Referring now to FIGS. 36-40 certain aspects of a process of assembly of the prime valve and pressure control apparatus of the present invention may be seen. In FIGS. 36 and 39, parts are shown in a first position during assembly, with a portion of the lever 24 cutaway. To assemble the prime valve parts, the cam assembly 90 is rotated to an “install” position 190 shown in FIG. 36, and the washer 82 is assembled on the valve actuator shaft 76, as may be seen most clearly in FIG. 39, after which the C ring 78 is placed in groove 84 on the shaft 76, retaining the washer 82 and lever 24 to the valve actuator 76. Next, the cam assembly 90 is rotated about 240 degrees counterclockwise to a position 192 shown in FIG. 37, moving the lever 24 away from base housing 13 and causing the ring 78 to become tight against a wedge-shaped recess 188 in washer 82, as may be seen most clearly in FIG. 40.

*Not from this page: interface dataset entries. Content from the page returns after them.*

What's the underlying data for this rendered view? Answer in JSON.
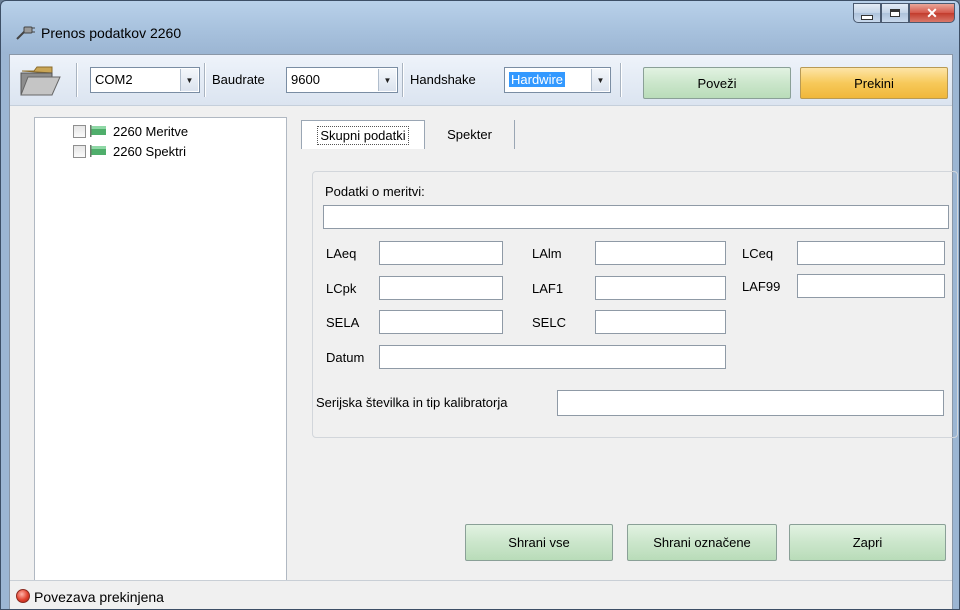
{
  "window": {
    "title": "Prenos podatkov 2260"
  },
  "toolbar": {
    "port_value": "COM2",
    "baudrate_label": "Baudrate",
    "baudrate_value": "9600",
    "handshake_label": "Handshake",
    "handshake_value": "Hardwire",
    "connect_label": "Poveži",
    "disconnect_label": "Prekini"
  },
  "tree": {
    "items": [
      {
        "label": "2260 Meritve"
      },
      {
        "label": "2260 Spektri"
      }
    ]
  },
  "tabs": [
    {
      "label": "Skupni podatki"
    },
    {
      "label": "Spekter"
    }
  ],
  "form": {
    "group_label": "Podatki o meritvi:",
    "fields": {
      "laeq": "LAeq",
      "lalm": "LAlm",
      "lceq": "LCeq",
      "lcpk": "LCpk",
      "laf1": "LAF1",
      "laf99": "LAF99",
      "sela": "SELA",
      "selc": "SELC",
      "datum": "Datum"
    },
    "calibrator_label": "Serijska številka in tip kalibratorja"
  },
  "buttons": {
    "save_all": "Shrani vse",
    "save_selected": "Shrani označene",
    "close": "Zapri"
  },
  "status": {
    "text": "Povezava prekinjena"
  },
  "colors": {
    "status_led": "#e0412e",
    "disconnect_button": "#f7c95a",
    "button_green": "#cbe6cb",
    "selection": "#3399ff"
  },
  "icons": {
    "title": "plug-icon",
    "folder": "open-folder-icon",
    "tree_item": "flag-icon",
    "status": "red-led-icon"
  }
}
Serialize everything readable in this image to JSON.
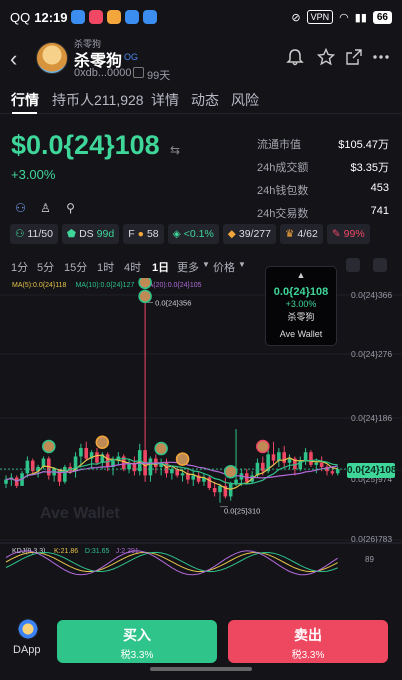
{
  "status_bar": {
    "carrier": "QQ",
    "time": "12:19",
    "vpn": "VPN",
    "battery": "66"
  },
  "header": {
    "back_icon": "chevron-left-icon",
    "token_small_name": "杀零狗",
    "token_name": "杀零狗",
    "badge": "OG",
    "address": "0xdb...0000",
    "age": "99天",
    "icons": [
      "bell-icon",
      "star-icon",
      "share-icon",
      "more-icon"
    ]
  },
  "tabs": [
    {
      "label": "行情",
      "active": true
    },
    {
      "label": "持币人211,928",
      "active": false
    },
    {
      "label": "详情",
      "active": false
    },
    {
      "label": "动态",
      "active": false
    },
    {
      "label": "风险",
      "active": false
    }
  ],
  "price": {
    "value": "$0.0{24}108",
    "change": "+3.00%"
  },
  "stats": [
    {
      "label": "流通市值",
      "value": "$105.47万"
    },
    {
      "label": "24h成交额",
      "value": "$3.35万"
    },
    {
      "label": "24h钱包数",
      "value": "453"
    },
    {
      "label": "24h交易数",
      "value": "741"
    }
  ],
  "chips": [
    {
      "icon": "holders-icon",
      "text": "11/50",
      "color": "green"
    },
    {
      "icon": "shield-icon",
      "text": "DS",
      "extra": "99d",
      "color": "green"
    },
    {
      "icon": "f-icon",
      "text": "F",
      "extra": "58",
      "color": "orange"
    },
    {
      "icon": "layers-icon",
      "text": "<0.1%",
      "color": "green"
    },
    {
      "icon": "bag-icon",
      "text": "39/277",
      "color": "orange"
    },
    {
      "icon": "trophy-icon",
      "text": "4/62",
      "color": "orange"
    },
    {
      "icon": "dev-icon",
      "text": "99%",
      "color": "red"
    }
  ],
  "timeframes": [
    {
      "label": "1分",
      "active": false
    },
    {
      "label": "5分",
      "active": false
    },
    {
      "label": "15分",
      "active": false
    },
    {
      "label": "1时",
      "active": false
    },
    {
      "label": "4时",
      "active": false
    },
    {
      "label": "1日",
      "active": true
    },
    {
      "label": "更多",
      "active": false
    },
    {
      "label": "价格",
      "active": false
    }
  ],
  "tooltip": {
    "price": "0.0{24}108",
    "change": "+3.00%",
    "name": "杀零狗",
    "brand": "Ave Wallet"
  },
  "buttons": {
    "dapp": "DApp",
    "buy": "买入",
    "buy_tax": "税3.3%",
    "sell": "卖出",
    "sell_tax": "税3.3%"
  },
  "chart_data": {
    "type": "candlestick",
    "price_axis_labels": [
      "0.0{24}366",
      "0.0{24}276",
      "0.0{24}186",
      "0.0{24}108",
      "0.0{25}974",
      "0.0{26}783"
    ],
    "ma_legend": [
      {
        "text": "MA(5):0.0{24}118",
        "color": "#e6c34b"
      },
      {
        "text": "MA(10):0.0{24}127",
        "color": "#2fc28a"
      },
      {
        "text": "MA(20):0.0{24}105",
        "color": "#b26ad8"
      }
    ],
    "annotations": {
      "high": "0.0{24}356",
      "low": "0.0{25}310"
    },
    "current_price": "0.0{24}108",
    "watermark": "Ave Wallet",
    "candles": [
      [
        21,
        25,
        19,
        23
      ],
      [
        23,
        26,
        20,
        24
      ],
      [
        24,
        25,
        19,
        20
      ],
      [
        20,
        27,
        20,
        26
      ],
      [
        26,
        34,
        24,
        32
      ],
      [
        32,
        33,
        26,
        27
      ],
      [
        27,
        30,
        24,
        29
      ],
      [
        29,
        34,
        28,
        33
      ],
      [
        33,
        34,
        23,
        25
      ],
      [
        25,
        29,
        22,
        28
      ],
      [
        28,
        27,
        20,
        22
      ],
      [
        22,
        30,
        21,
        29
      ],
      [
        29,
        31,
        26,
        27
      ],
      [
        27,
        36,
        24,
        34
      ],
      [
        34,
        40,
        30,
        38
      ],
      [
        38,
        41,
        32,
        33
      ],
      [
        33,
        37,
        28,
        36
      ],
      [
        36,
        38,
        30,
        31
      ],
      [
        31,
        36,
        28,
        35
      ],
      [
        35,
        36,
        27,
        29
      ],
      [
        29,
        34,
        25,
        32
      ],
      [
        32,
        36,
        30,
        34
      ],
      [
        34,
        35,
        27,
        28
      ],
      [
        28,
        33,
        26,
        31
      ],
      [
        31,
        34,
        25,
        27
      ],
      [
        27,
        40,
        25,
        37
      ],
      [
        37,
        112,
        22,
        25
      ],
      [
        25,
        34,
        22,
        33
      ],
      [
        33,
        35,
        26,
        29
      ],
      [
        29,
        33,
        25,
        31
      ],
      [
        31,
        33,
        24,
        26
      ],
      [
        26,
        29,
        23,
        28
      ],
      [
        28,
        29,
        24,
        25
      ],
      [
        25,
        28,
        22,
        26
      ],
      [
        26,
        28,
        21,
        23
      ],
      [
        23,
        27,
        20,
        25
      ],
      [
        25,
        27,
        21,
        22
      ],
      [
        22,
        26,
        20,
        24
      ],
      [
        24,
        25,
        18,
        19
      ],
      [
        19,
        22,
        15,
        17
      ],
      [
        17,
        21,
        12,
        20
      ],
      [
        20,
        24,
        14,
        15
      ],
      [
        15,
        22,
        13,
        21
      ],
      [
        21,
        47,
        20,
        23
      ],
      [
        23,
        28,
        20,
        26
      ],
      [
        26,
        28,
        21,
        22
      ],
      [
        22,
        27,
        21,
        25
      ],
      [
        25,
        33,
        24,
        31
      ],
      [
        31,
        34,
        25,
        27
      ],
      [
        27,
        37,
        26,
        35
      ],
      [
        35,
        41,
        30,
        32
      ],
      [
        32,
        38,
        29,
        36
      ],
      [
        36,
        39,
        29,
        31
      ],
      [
        31,
        35,
        28,
        33
      ],
      [
        33,
        34,
        25,
        28
      ],
      [
        28,
        34,
        27,
        32
      ],
      [
        32,
        38,
        30,
        36
      ],
      [
        36,
        37,
        29,
        30
      ],
      [
        30,
        33,
        26,
        31
      ],
      [
        31,
        34,
        27,
        29
      ],
      [
        29,
        30,
        25,
        27
      ],
      [
        27,
        29,
        25,
        26
      ],
      [
        26,
        29,
        25,
        28
      ]
    ],
    "kdj_legend": [
      {
        "text": "KDJ(9,3,3)",
        "color": "#cfcfd6"
      },
      {
        "text": "K:21.86",
        "color": "#e6c34b"
      },
      {
        "text": "D:31.65",
        "color": "#2fc28a"
      },
      {
        "text": "J:2.291",
        "color": "#b26ad8"
      }
    ],
    "kdj_axis_label": "89"
  }
}
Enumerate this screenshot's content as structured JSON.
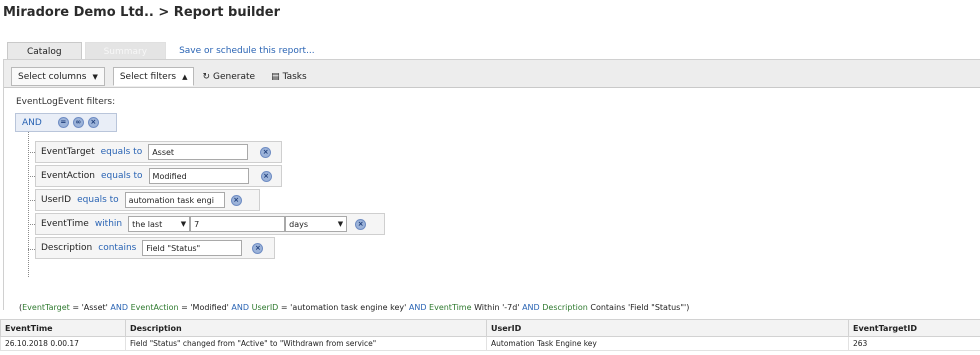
{
  "header": {
    "breadcrumb": "Miradore Demo Ltd.. > Report builder"
  },
  "tabs": {
    "catalog": "Catalog",
    "summary": "Summary",
    "save_link": "Save or schedule this report..."
  },
  "toolbar": {
    "select_columns": "Select columns",
    "select_filters": "Select filters",
    "generate": "Generate",
    "tasks": "Tasks"
  },
  "filters": {
    "label": "EventLogEvent filters:",
    "group_operator": "AND",
    "rows": [
      {
        "field": "EventTarget",
        "operator": "equals to",
        "value": "Asset"
      },
      {
        "field": "EventAction",
        "operator": "equals to",
        "value": "Modified"
      },
      {
        "field": "UserID",
        "operator": "equals to",
        "value": "automation task engi"
      },
      {
        "field": "EventTime",
        "operator": "within",
        "range": "the last",
        "value": "7",
        "unit": "days"
      },
      {
        "field": "Description",
        "operator": "contains",
        "value": "Field \"Status\""
      }
    ]
  },
  "expression": {
    "open": "(",
    "f1": "EventTarget",
    "t1": " = 'Asset' ",
    "and1": "AND",
    "f2": " EventAction",
    "t2": " = 'Modified' ",
    "and2": "AND",
    "f3": " UserID",
    "t3": " = 'automation task engine key' ",
    "and3": "AND",
    "f4": " EventTime",
    "t4": " Within '-7d' ",
    "and4": "AND",
    "f5": " Description",
    "t5": " Contains 'Field \"Status\"')"
  },
  "table": {
    "columns": [
      "EventTime",
      "Description",
      "UserID",
      "EventTargetID"
    ],
    "rows": [
      [
        "26.10.2018 0.00.17",
        "Field \"Status\" changed from \"Active\" to \"Withdrawn from service\"",
        "Automation Task Engine key",
        "263"
      ]
    ]
  },
  "colors": {
    "link": "#2a64b4",
    "field_green": "#2f7a2f"
  }
}
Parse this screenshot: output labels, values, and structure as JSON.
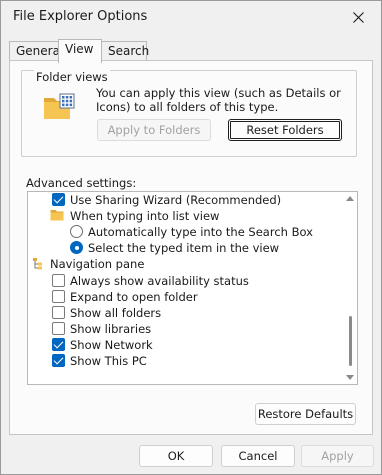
{
  "window": {
    "title": "File Explorer Options"
  },
  "tabs": [
    {
      "label": "General"
    },
    {
      "label": "View"
    },
    {
      "label": "Search"
    }
  ],
  "folder_views": {
    "label": "Folder views",
    "description": "You can apply this view (such as Details or Icons) to all folders of this type.",
    "apply_button": "Apply to Folders",
    "reset_button": "Reset Folders"
  },
  "advanced": {
    "label": "Advanced settings:",
    "items": [
      {
        "label": "Use Sharing Wizard (Recommended)",
        "type": "checkbox",
        "checked": true
      },
      {
        "label": "When typing into list view",
        "type": "folder"
      },
      {
        "label": "Automatically type into the Search Box",
        "type": "radio",
        "checked": false
      },
      {
        "label": "Select the typed item in the view",
        "type": "radio",
        "checked": true
      },
      {
        "label": "Navigation pane",
        "type": "nav"
      },
      {
        "label": "Always show availability status",
        "type": "checkbox",
        "checked": false
      },
      {
        "label": "Expand to open folder",
        "type": "checkbox",
        "checked": false
      },
      {
        "label": "Show all folders",
        "type": "checkbox",
        "checked": false
      },
      {
        "label": "Show libraries",
        "type": "checkbox",
        "checked": false
      },
      {
        "label": "Show Network",
        "type": "checkbox",
        "checked": true
      },
      {
        "label": "Show This PC",
        "type": "checkbox",
        "checked": true
      }
    ]
  },
  "restore_button": "Restore Defaults",
  "footer": {
    "ok": "OK",
    "cancel": "Cancel",
    "apply": "Apply"
  },
  "colors": {
    "accent": "#0067c0",
    "folder": "#f2c14e"
  }
}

After the assembly process associated with the prime valve is complete (as described above), the pressure control apparatus may be assembled. The pressure control pin 38 is inserted in bore 110 in the housing 12 (or 12′), cap 86 is placed on pin 38, and the pressure switch assembly 66 is pivotably attached to the base housing 13 using pivot pin 70. Spring 88 is then installed between the pressure switch assembly 66 and the base housing 13, to urge the switch carrier 40 and switch 160 towards and against the stem 162 of the pressure transducer assembly 64. It may be noted that once pin 38 is installed, the cam assembly 90 cannot thereafter be rotated from position 192 back to the install position 190, because of interference between pin 38 and an end-of-travel tab 194 on the second cam 26. Setscrew 180 maybe adjusted in switch carrier 40 by advancing or retracting setscrew 180 in a threading motion with respect to the carrier 40 to calibrate the set point of switch 160 as activated by stem 162 at a desired maximum pressure setting. The maximum pressure setting position 196 is obtained by rotating the cam assembly 90 to the maximum pressure setting position 196 of cam 26. The pump 8 is turned on, and the pressure monitored while the setscrew 180 is screwed into or out of the carrier 40 until the desired pressure setting is reached and the pump is turned off by switch 160 at that pressure.